[[ Supplied records open ]]

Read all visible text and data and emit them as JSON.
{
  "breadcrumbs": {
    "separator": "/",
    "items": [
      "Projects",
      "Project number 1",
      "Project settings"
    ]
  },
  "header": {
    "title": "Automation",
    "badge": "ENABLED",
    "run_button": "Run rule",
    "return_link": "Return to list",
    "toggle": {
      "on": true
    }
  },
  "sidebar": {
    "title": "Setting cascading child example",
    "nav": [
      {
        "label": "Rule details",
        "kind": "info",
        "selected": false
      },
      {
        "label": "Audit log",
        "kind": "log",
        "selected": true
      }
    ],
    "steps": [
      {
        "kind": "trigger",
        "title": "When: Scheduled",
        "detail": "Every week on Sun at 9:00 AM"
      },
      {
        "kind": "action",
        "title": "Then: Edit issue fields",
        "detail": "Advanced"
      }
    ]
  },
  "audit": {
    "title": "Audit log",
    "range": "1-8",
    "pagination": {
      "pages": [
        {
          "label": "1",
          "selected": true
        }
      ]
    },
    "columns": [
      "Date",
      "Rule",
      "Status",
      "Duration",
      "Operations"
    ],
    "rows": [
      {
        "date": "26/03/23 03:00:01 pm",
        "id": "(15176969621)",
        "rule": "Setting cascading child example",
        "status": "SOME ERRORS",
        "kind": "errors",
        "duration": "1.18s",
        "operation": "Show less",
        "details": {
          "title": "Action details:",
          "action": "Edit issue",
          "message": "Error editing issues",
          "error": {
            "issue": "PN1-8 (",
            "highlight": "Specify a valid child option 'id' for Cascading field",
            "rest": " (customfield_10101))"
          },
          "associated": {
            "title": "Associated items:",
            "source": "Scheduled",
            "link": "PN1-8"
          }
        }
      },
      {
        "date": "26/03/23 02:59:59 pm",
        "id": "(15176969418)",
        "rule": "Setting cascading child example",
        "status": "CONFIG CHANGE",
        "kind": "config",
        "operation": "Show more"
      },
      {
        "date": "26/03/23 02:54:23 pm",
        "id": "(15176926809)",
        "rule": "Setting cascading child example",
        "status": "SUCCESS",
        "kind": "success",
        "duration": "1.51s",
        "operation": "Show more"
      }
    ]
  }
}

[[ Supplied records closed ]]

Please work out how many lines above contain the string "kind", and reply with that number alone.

7